Deborah W. Denno (Fordham University School of Law) has posted an interesting manuscript, Consciousness and Culpability in American Criminal Law (Waseda Proceedings of Comparative Law, Vol. 12, 2009, Waseda Bulletin of Comparative Law, Vol. 43, 2010), on SSRN. Here is the abstract:
American law requires a voluntary act or omission before assigning criminal liability. The law also presumes that an individual who is unconscious, such as a sleepwalker, is incapable of a voluntary act. For some criminal defendants in the United States this all-or-nothing approach to the voluntary act requirement can mean the difference between unqualified acquittal if they are found to have acted involuntarily, lengthy institutionalization if they are found to be insane, and incarceration or even the death penalty if their acts are found to be voluntary. In contrast to the law’s dual dichotomies of voluntary/involuntary and conscious/unconscious, modern neuroscientific research indicates that the boundaries between our conscious and unconscious states are permeable, dynamic, and interactive. To enable the law to join science in a more nuanced and just view of the human mind, this article proposes that, in addition to voluntary and involuntary acts, the criminal law recognize a third category - semi-voluntary acts.

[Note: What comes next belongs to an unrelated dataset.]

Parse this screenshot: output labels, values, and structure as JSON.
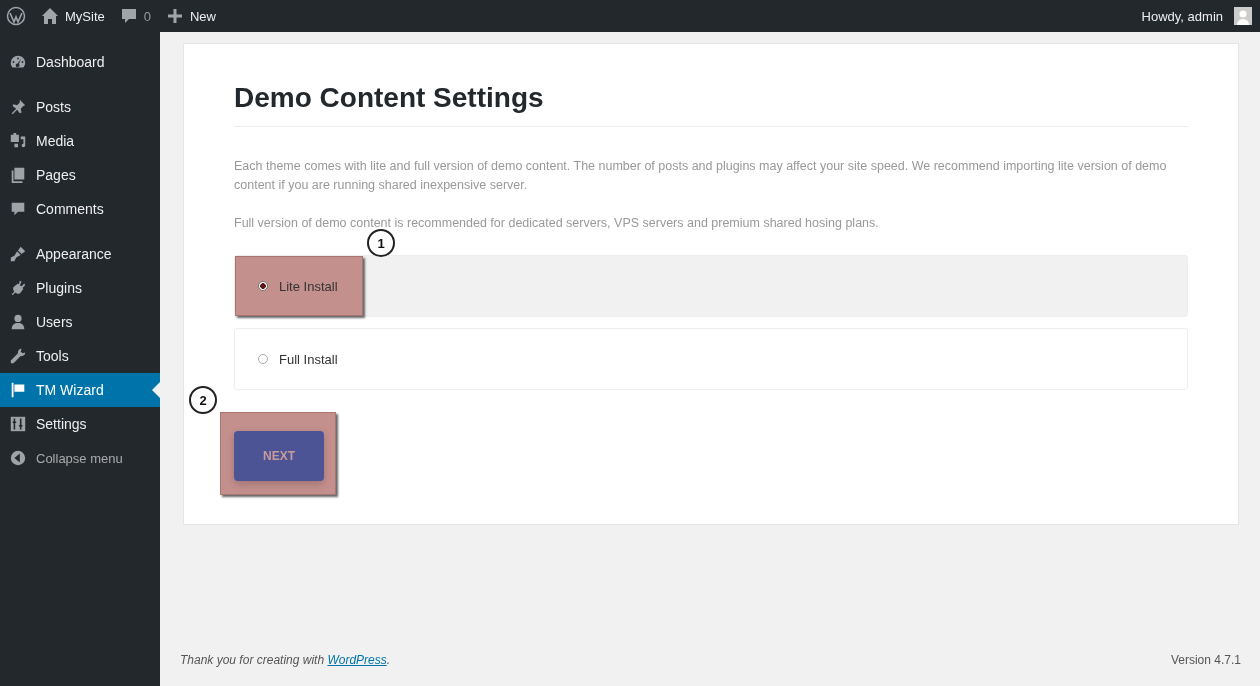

The idea seems sensible that certain acts currently called "unconscious," like acts during sleepwalking, might profitably be subject to some state intervention short of an insanity commitment, even if retributive instincts about what justifies criminal punishment cannot be met.